[RECORDS FOR THE EXERCISE]

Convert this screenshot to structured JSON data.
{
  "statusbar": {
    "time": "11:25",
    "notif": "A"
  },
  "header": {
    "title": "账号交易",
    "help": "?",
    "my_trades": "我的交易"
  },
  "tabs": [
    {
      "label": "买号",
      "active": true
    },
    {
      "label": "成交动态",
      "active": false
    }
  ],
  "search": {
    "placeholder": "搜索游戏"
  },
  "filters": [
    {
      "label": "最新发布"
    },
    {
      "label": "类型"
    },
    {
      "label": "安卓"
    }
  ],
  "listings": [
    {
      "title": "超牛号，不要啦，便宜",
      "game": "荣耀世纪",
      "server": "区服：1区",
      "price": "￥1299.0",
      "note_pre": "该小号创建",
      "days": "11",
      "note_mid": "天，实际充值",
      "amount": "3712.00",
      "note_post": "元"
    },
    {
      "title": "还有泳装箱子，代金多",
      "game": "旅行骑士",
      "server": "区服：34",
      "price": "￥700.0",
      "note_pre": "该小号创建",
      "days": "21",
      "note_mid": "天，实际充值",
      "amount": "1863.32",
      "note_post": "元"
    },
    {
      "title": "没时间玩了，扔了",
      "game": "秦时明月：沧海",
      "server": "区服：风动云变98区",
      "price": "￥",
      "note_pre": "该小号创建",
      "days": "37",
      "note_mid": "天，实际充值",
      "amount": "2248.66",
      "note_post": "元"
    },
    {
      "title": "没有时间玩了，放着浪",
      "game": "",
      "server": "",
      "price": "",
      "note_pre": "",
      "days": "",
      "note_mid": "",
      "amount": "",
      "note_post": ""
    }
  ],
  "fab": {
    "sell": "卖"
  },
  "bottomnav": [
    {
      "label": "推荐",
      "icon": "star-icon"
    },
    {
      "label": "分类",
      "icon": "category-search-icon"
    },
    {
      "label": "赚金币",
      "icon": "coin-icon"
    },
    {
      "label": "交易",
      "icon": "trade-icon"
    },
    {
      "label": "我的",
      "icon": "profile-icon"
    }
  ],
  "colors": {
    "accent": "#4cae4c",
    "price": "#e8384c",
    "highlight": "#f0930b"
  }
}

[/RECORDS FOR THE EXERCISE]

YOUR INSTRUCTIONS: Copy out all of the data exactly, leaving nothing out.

OUTPUT:
Convert this screenshot to structured JSON data.
{
  "statusbar": {
    "time": "11:25",
    "notif": "A"
  },
  "header": {
    "title": "账号交易",
    "help": "?",
    "my_trades": "我的交易"
  },
  "tabs": [
    {
      "label": "买号",
      "active": true
    },
    {
      "label": "成交动态",
      "active": false
    }
  ],
  "search": {
    "placeholder": "搜索游戏"
  },
  "filters": [
    {
      "label": "最新发布"
    },
    {
      "label": "类型"
    },
    {
      "label": "安卓"
    }
  ],
  "listings": [
    {
      "title": "超牛号，不要啦，便宜",
      "game": "荣耀世纪",
      "server": "区服：1区",
      "price": "￥1299.0",
      "note_pre": "该小号创建",
      "days": "11",
      "note_mid": "天，实际充值",
      "amount": "3712.00",
      "note_post": "元"
    },
    {
      "title": "还有泳装箱子，代金多",
      "game": "旅行骑士",
      "server": "区服：34",
      "price": "￥700.0",
      "note_pre": "该小号创建",
      "days": "21",
      "note_mid": "天，实际充值",
      "amount": "1863.32",
      "note_post": "元"
    },
    {
      "title": "没时间玩了，扔了",
      "game": "秦时明月：沧海",
      "server": "区服：风动云变98区",
      "price": "￥",
      "note_pre": "该小号创建",
      "days": "37",
      "note_mid": "天，实际充值",
      "amount": "2248.66",
      "note_post": "元"
    },
    {
      "title": "没有时间玩了，放着浪",
      "game": "",
      "server": "",
      "price": "",
      "note_pre": "",
      "days": "",
      "note_mid": "",
      "amount": "",
      "note_post": ""
    }
  ],
  "fab": {
    "sell": "卖"
  },
  "bottomnav": [
    {
      "label": "推荐",
      "icon": "star-icon"
    },
    {
      "label": "分类",
      "icon": "category-search-icon"
    },
    {
      "label": "赚金币",
      "icon": "coin-icon"
    },
    {
      "label": "交易",
      "icon": "trade-icon"
    },
    {
      "label": "我的",
      "icon": "profile-icon"
    }
  ],
  "colors": {
    "accent": "#4cae4c",
    "price": "#e8384c",
    "highlight": "#f0930b"
  }
}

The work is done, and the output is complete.